Note: I have coverage here for just a bit. I’m posting yesterday’s update and also the one for June 27. As a reminder, I am doing these posts with a phone which requires cell coverage. This won’t be the last long delay in updates! When I have coverage again I will slowly catch up.
July 4, Day 103
Independence Day! When I woke up last night the stars were startlingly bright. With the short nights I haven’t been seeing stars much.
I was paddling at 5 AM to beat strong winds predicted today. It was another tough day of paddling with unusually nice scenery, rugged badlands with stands of cottonwood near the river and patches of pine and what looks like spruce higher up.

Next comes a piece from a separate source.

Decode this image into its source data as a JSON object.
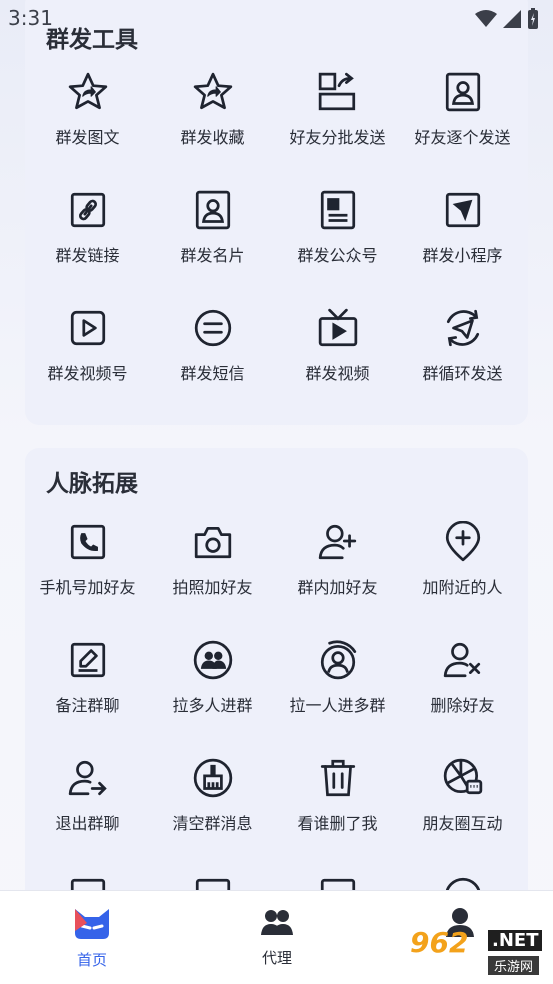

Mule deer bounded away after being startled getting a drink. Bald eagles perched on prominences. A band of bighorns fed on a cliff. It’s hard to understand how they don’t fall to their deaths more often! In many shallows big fish rocketed away from my kayak, leaving wakes marking their flight.
Two kayakers headed towards me, obviously wanting to talk. I landed so we wouldn’t drift for miles. It was Diane and Warren. When they saw an upstream paddler they knew who I was. The are long distance paddlers as well and were heading at least to St Louis so we had a good talk. They gave me a can of soup and another of pineapple. My food supply is tight so it was a nice gift.
A hundred years ago this stretch of river was called the swiftest on the navigable Missouri. Dauphin Rapids was the worst of all, the cause of many steamboat mishaps. I paddled the lower part and then lined the boat to deeper, slower water, something I’ve done plenty the last two days.
The McClellend Ferry was crossing the river ahead of me. It landed just before I got there. The operator said
“No all these years you’re the first upstream paddler I’ve seen. Let me get my camera!” He also brought me some ice tea.
His name was Jack Carr. He was friendly and enthusiastic. I took a ride back and forth across the river with him as he shuttle cars. Swallows had built nests under the eaves of the deck house and continued feeding the little ones as we moved. He asked me if he could give me some food and fetched me 3 cans of beans, another great addition to my larder.
On another rapids I saw a hole in a boulder, perhaps drilled there by a steamboat to winch itself after being hung up.
I spotted a beer can in the river, floating as if it might be sealed. It was. I’m not a big beer drinker but I wasn’t going to pass it up!
The strong winds hit about 3 PM after I’d made about 14 miles. I wanted to do 20 miles but took a very long break in the shade of a magnificent cottonwood hoping to get in some paddling towards evening. I’ve been paddling so hard I have to be careful not to overdo it.
About 6 PM I decided to try to put in some more miles, hoping for an evening calm. The wind had other ideas. I made it a mile when I decided to call it good. Colter
Clark: May 27th Monday 1805. The wind blew hard from the S W. which detained us untill about 10 oClock… This day is verry warm—we only Saw a fiew Small herds of the big horn animals on the hills, and two Elk one of which We killed, we Camped at 2 dead top trees on the Lard Side. The river is Genly about 200 yards wide and Current very Swift